Carfra Lawton LLP | Victoria BC

Defendants need not pay more than what is reasonable for the Plaintiff’s expert fees

The plaintiff in Senner v. GE Canada Leasing Services Company, 2018 BCSC 1256, sought an assessment of his costs and disbursements after a successful 14 day trial of his claim for injuries sustained in a motor vehicle accident. Among other things, the defendants objected to the amounts claimed for disbursements to experts.

The case was complex, involving multiple varying injuries and issues of causation, and requiring multiple medical experts. Nonetheless, the defendants argued that disbursements claimed for many of the plaintiff’s expert reports were not reasonable. For example, the plaintiff retained a highly specialized sleep medicine doctor who also had expertise in internal medicine and psychiatry. The court noted that such highly specialized professionals may charge high fees but held that it is not necessarily reasonable for a defendant to have to pay those fees. The court reduced the disbursements relating to fees charged by that particular expert, and by others, and also reduced the disbursements for their attendance at trial.

The defendants also objected to the reasonableness and necessity of obtaining several reports by each of several of the 6 independent medical experts the plaintiff had retained. At least one of the experts saw the plaintiff on multiple occasions and produced a report and associated invoice after each appointment. The court held that this was unreasonable and disallowed those disbursements.

This case demonstrates that in a litigation environment where expert costs continuously spiral northwards, defendants cannot and will not necessarily be expected to pay whatever the expert charges the plaintiff.
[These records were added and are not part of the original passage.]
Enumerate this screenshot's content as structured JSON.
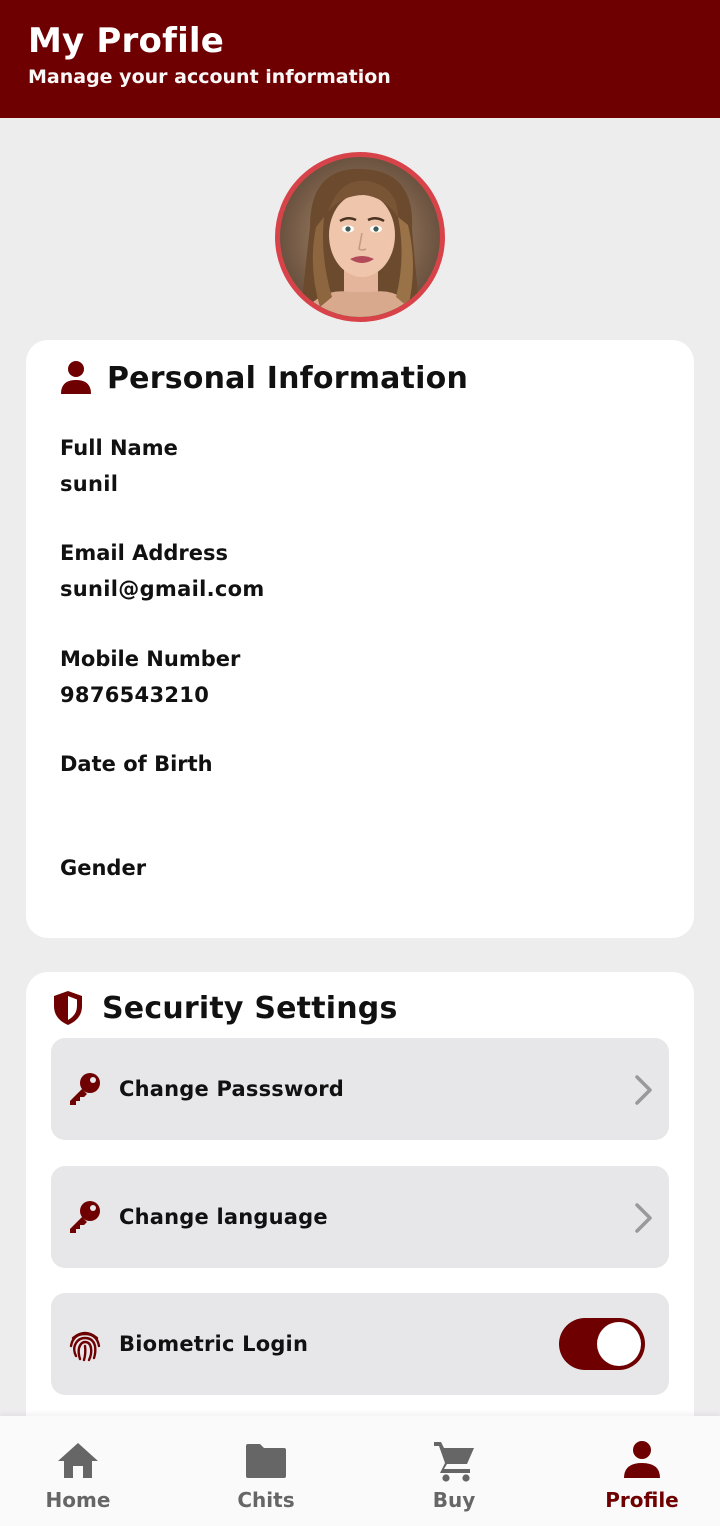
{
  "header": {
    "title": "My Profile",
    "subtitle": "Manage your account information"
  },
  "personal": {
    "heading": "Personal Information",
    "fields": [
      {
        "label": "Full Name",
        "value": "sunil"
      },
      {
        "label": "Email Address",
        "value": "sunil@gmail.com"
      },
      {
        "label": "Mobile Number",
        "value": "9876543210"
      },
      {
        "label": "Date of Birth",
        "value": ""
      },
      {
        "label": "Gender",
        "value": ""
      }
    ]
  },
  "security": {
    "heading": "Security Settings",
    "rows": [
      {
        "label": "Change Passsword",
        "icon": "key-icon"
      },
      {
        "label": "Change language",
        "icon": "key-icon"
      },
      {
        "label": "Biometric Login",
        "icon": "fingerprint-icon",
        "toggle_on": true
      }
    ]
  },
  "nav": {
    "items": [
      {
        "label": "Home",
        "icon": "home-icon",
        "active": false
      },
      {
        "label": "Chits",
        "icon": "folder-icon",
        "active": false
      },
      {
        "label": "Buy",
        "icon": "cart-icon",
        "active": false
      },
      {
        "label": "Profile",
        "icon": "person-icon",
        "active": true
      }
    ]
  },
  "colors": {
    "primary": "#6e0002",
    "background": "#eeedee",
    "row_background": "#e7e7ea",
    "avatar_ring": "#d8434a",
    "nav_inactive": "#666666"
  }
}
Defence counsel and insurers ought to review the reports received, compare the fees charged to other experts’ fees, consider the number of reports obtained from a given expert, and offer to pay disbursements on an assessment of what is reasonable in all the circumstances.

Case summary by Tim Wedge